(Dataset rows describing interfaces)
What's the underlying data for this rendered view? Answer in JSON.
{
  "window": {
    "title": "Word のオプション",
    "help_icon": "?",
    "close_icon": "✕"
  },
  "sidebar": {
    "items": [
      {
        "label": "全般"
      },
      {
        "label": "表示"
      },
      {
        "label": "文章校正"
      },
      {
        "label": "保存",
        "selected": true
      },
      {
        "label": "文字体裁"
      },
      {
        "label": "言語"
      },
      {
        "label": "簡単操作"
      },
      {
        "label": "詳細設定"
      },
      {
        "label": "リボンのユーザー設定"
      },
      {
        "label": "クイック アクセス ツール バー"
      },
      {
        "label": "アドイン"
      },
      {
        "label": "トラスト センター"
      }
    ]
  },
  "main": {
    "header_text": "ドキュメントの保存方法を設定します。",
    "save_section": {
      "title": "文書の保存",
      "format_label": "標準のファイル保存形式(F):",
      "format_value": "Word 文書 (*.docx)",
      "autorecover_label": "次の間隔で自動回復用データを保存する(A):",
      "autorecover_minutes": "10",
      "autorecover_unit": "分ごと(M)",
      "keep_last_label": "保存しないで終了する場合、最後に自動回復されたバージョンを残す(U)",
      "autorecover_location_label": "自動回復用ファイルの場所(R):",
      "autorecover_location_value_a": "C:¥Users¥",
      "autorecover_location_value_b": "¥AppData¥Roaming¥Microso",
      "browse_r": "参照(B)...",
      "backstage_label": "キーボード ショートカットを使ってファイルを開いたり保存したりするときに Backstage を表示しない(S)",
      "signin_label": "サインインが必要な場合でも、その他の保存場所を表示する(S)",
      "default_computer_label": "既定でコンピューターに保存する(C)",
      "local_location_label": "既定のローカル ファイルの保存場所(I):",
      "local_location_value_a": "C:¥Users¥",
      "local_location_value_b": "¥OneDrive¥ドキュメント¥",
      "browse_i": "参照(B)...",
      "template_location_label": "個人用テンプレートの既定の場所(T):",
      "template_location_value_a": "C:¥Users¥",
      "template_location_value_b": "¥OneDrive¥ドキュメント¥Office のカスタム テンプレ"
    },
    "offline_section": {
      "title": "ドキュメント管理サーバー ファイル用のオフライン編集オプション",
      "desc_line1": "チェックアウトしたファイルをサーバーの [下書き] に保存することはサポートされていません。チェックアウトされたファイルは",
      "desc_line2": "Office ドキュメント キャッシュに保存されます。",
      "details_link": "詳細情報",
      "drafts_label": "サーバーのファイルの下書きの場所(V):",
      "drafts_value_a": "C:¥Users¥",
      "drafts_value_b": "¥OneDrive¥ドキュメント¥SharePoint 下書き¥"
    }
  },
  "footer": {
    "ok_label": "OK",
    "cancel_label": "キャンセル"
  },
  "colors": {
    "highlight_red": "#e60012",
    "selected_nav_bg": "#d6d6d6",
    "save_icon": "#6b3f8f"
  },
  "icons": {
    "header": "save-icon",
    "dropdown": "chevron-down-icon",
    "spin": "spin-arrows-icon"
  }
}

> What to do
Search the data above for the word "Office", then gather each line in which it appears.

> Exercise solution
      "template_location_value_b": "¥OneDrive¥ドキュメント¥Office のカスタム テンプレ"
      "desc_line2": "Office ドキュメント キャッシュに保存されます。",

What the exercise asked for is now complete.